Food Security and Agricultural Crises in a “Financialized Food Regime”
- food regimes,
- agricultural crises,
How to Cite
The paper explores the impact of finance’s penetration into agriculture and the global food system. The authors analyze the causes of the recent global food crises, unveiling the key role played by financial speculation and explaining why this phenomenon is likely to affect food security more than the problems related to the supply and demand dynamics taking place in the “real economy”. Financial markets, the authors argue, are engendering pricing mechanisms and dynamics of wealth distribution that have consequences on the agrarian structures, but also on everyday life of both producers and consumers. While creating new profit opportunities for speculators and the agribusiness, the penetration of finance into food systems increase uncertainty and imply new risks for local actors, to the point of compromising their capability to respond to exogenous shocks, such as the COVID-19 pandemic. In any case, to make sense of these phenomena they must be linked to the broader transformation of the global food system and to the long-term trajectories of capitalist development.

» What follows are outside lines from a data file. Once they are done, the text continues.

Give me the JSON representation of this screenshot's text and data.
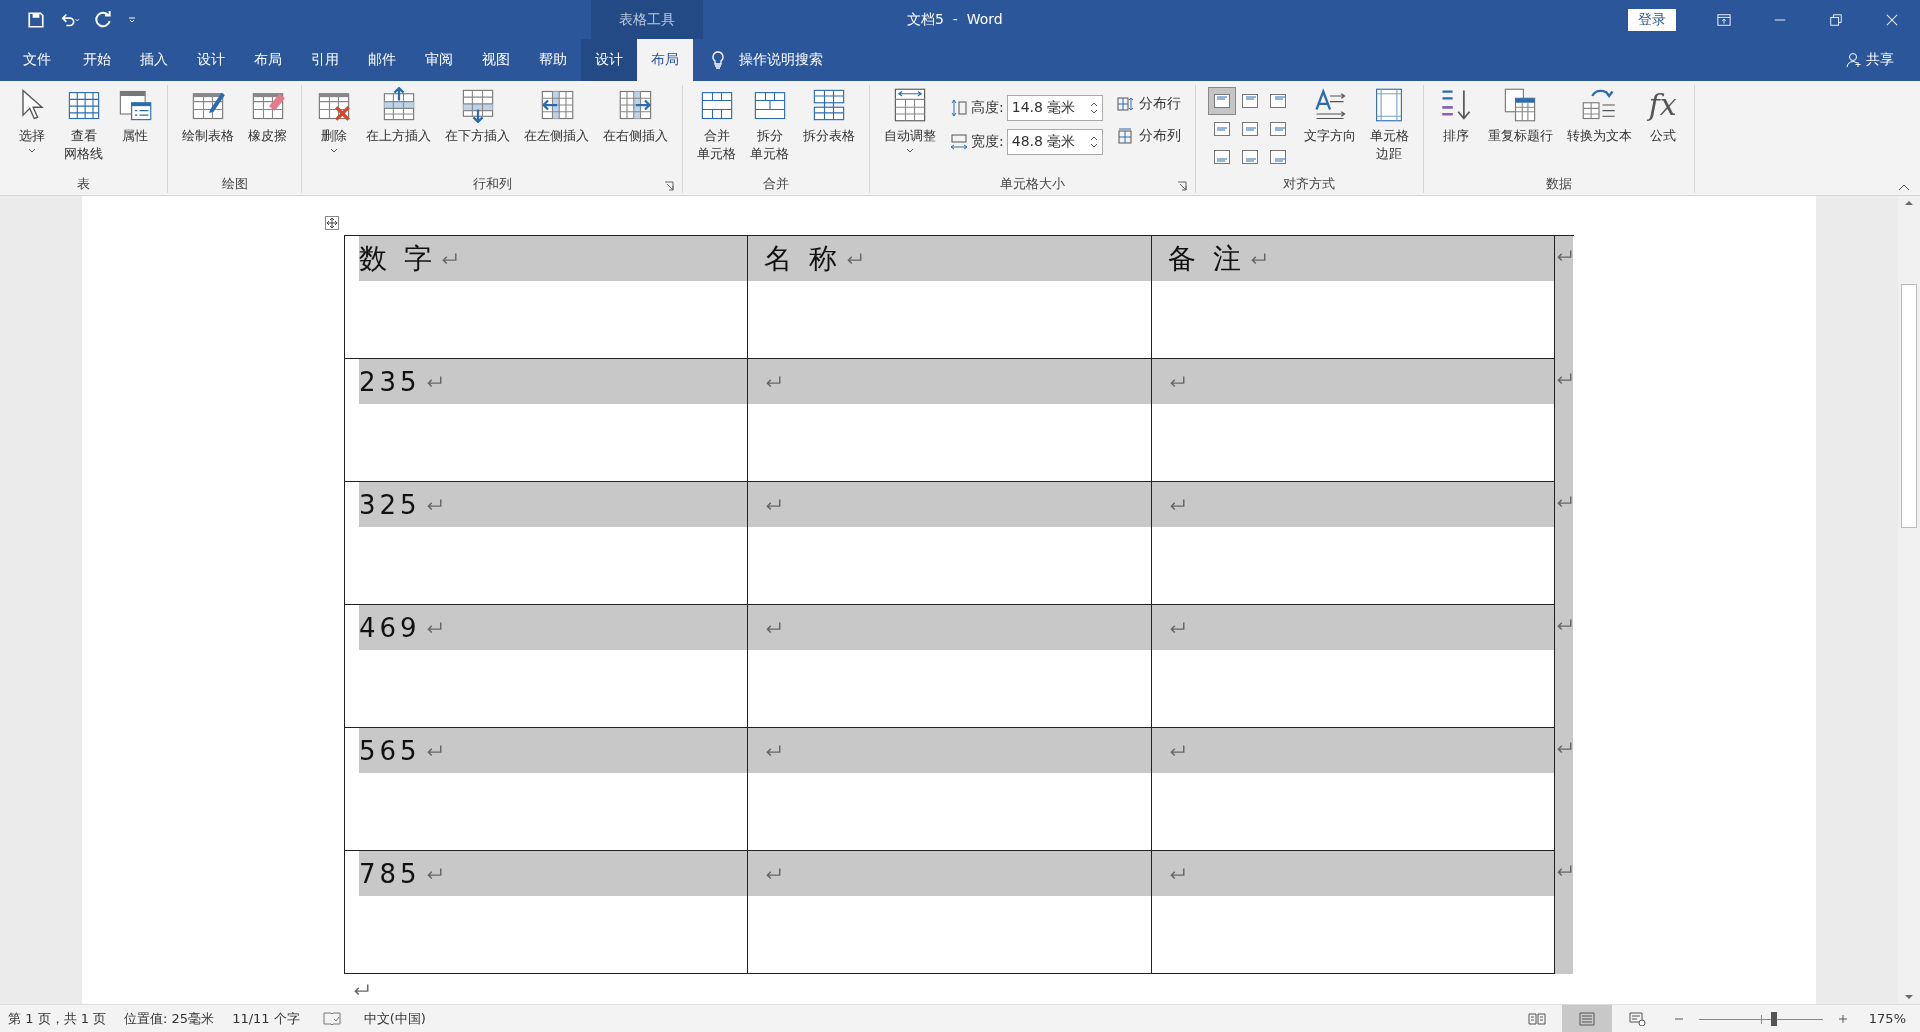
{
  "title_bar": {
    "contextual_label": "表格工具",
    "title": "文档5  -  Word",
    "login_button": "登录"
  },
  "menu_tabs": [
    {
      "label": "文件",
      "kind": "normal",
      "selected": false
    },
    {
      "label": "开始",
      "kind": "normal",
      "selected": false
    },
    {
      "label": "插入",
      "kind": "normal",
      "selected": false
    },
    {
      "label": "设计",
      "kind": "normal",
      "selected": false
    },
    {
      "label": "布局",
      "kind": "normal",
      "selected": false
    },
    {
      "label": "引用",
      "kind": "normal",
      "selected": false
    },
    {
      "label": "邮件",
      "kind": "normal",
      "selected": false
    },
    {
      "label": "审阅",
      "kind": "normal",
      "selected": false
    },
    {
      "label": "视图",
      "kind": "normal",
      "selected": false
    },
    {
      "label": "帮助",
      "kind": "normal",
      "selected": false
    },
    {
      "label": "设计",
      "kind": "contextual",
      "selected": false
    },
    {
      "label": "布局",
      "kind": "contextual",
      "selected": true
    }
  ],
  "tell_me": "操作说明搜索",
  "share_button": "共享",
  "ribbon_groups": [
    {
      "label": "表",
      "dialog_launcher": false,
      "items": [
        {
          "kind": "large",
          "label": "选择",
          "dropdown": true
        },
        {
          "kind": "large",
          "lines": [
            "查看",
            "网格线"
          ],
          "dropdown": false
        },
        {
          "kind": "large",
          "label": "属性",
          "dropdown": false
        }
      ]
    },
    {
      "label": "绘图",
      "dialog_launcher": false,
      "items": [
        {
          "kind": "large",
          "label": "绘制表格",
          "dropdown": false
        },
        {
          "kind": "large",
          "label": "橡皮擦",
          "dropdown": false
        }
      ]
    },
    {
      "label": "行和列",
      "dialog_launcher": true,
      "items": [
        {
          "kind": "large",
          "label": "删除",
          "dropdown": true
        },
        {
          "kind": "large",
          "label": "在上方插入",
          "dropdown": false
        },
        {
          "kind": "large",
          "label": "在下方插入",
          "dropdown": false
        },
        {
          "kind": "large",
          "label": "在左侧插入",
          "dropdown": false
        },
        {
          "kind": "large",
          "label": "在右侧插入",
          "dropdown": false
        }
      ]
    },
    {
      "label": "合并",
      "dialog_launcher": false,
      "items": [
        {
          "kind": "large",
          "lines": [
            "合并",
            "单元格"
          ],
          "dropdown": false
        },
        {
          "kind": "large",
          "lines": [
            "拆分",
            "单元格"
          ],
          "dropdown": false
        },
        {
          "kind": "large",
          "label": "拆分表格",
          "dropdown": false
        }
      ]
    },
    {
      "label": "单元格大小",
      "dialog_launcher": true,
      "items": [
        {
          "kind": "large",
          "label": "自动调整",
          "dropdown": true
        },
        {
          "kind": "size_fields",
          "fields": [
            {
              "label": "高度:",
              "value": "14.8 毫米"
            },
            {
              "label": "宽度:",
              "value": "48.8 毫米"
            }
          ]
        },
        {
          "kind": "small_stack",
          "buttons": [
            "分布行",
            "分布列"
          ]
        }
      ]
    },
    {
      "label": "对齐方式",
      "dialog_launcher": false,
      "items": [
        {
          "kind": "align_grid",
          "cells": [
            {
              "selected": true
            },
            {
              "selected": false
            },
            {
              "selected": false
            },
            {
              "selected": false
            },
            {
              "selected": false
            },
            {
              "selected": false
            },
            {
              "selected": false
            },
            {
              "selected": false
            },
            {
              "selected": false
            }
          ]
        },
        {
          "kind": "large",
          "label": "文字方向",
          "dropdown": false
        },
        {
          "kind": "large",
          "lines": [
            "单元格",
            "边距"
          ],
          "dropdown": false
        }
      ]
    },
    {
      "label": "数据",
      "dialog_launcher": false,
      "items": [
        {
          "kind": "large",
          "label": "排序",
          "dropdown": false
        },
        {
          "kind": "large",
          "label": "重复标题行",
          "dropdown": false
        },
        {
          "kind": "large",
          "label": "转换为文本",
          "dropdown": false
        },
        {
          "kind": "large",
          "label": "公式",
          "glyph": "fx",
          "dropdown": false
        }
      ]
    }
  ],
  "table": {
    "columns": [
      "数 字",
      "名 称",
      "备 注"
    ],
    "rows": [
      {
        "number": "235"
      },
      {
        "number": "325"
      },
      {
        "number": "469"
      },
      {
        "number": "565"
      },
      {
        "number": "785"
      }
    ]
  },
  "status_bar": {
    "page": "第 1 页，共 1 页",
    "position": "位置值: 25毫米",
    "word_count": "11/11 个字",
    "language": "中文(中国)",
    "views": [
      {
        "selected": false
      },
      {
        "selected": true
      },
      {
        "selected": false
      }
    ],
    "zoom_slider": {
      "level": 0.58
    },
    "zoom": "175%"
  }
}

This operation is here made with the support of the analytical tools provided by some approaches inspired by the world-system analysis, bringing to light the roots of what can be defined as a “financialized food regime” and discussing some of its important ecological and socio-economic contradictions.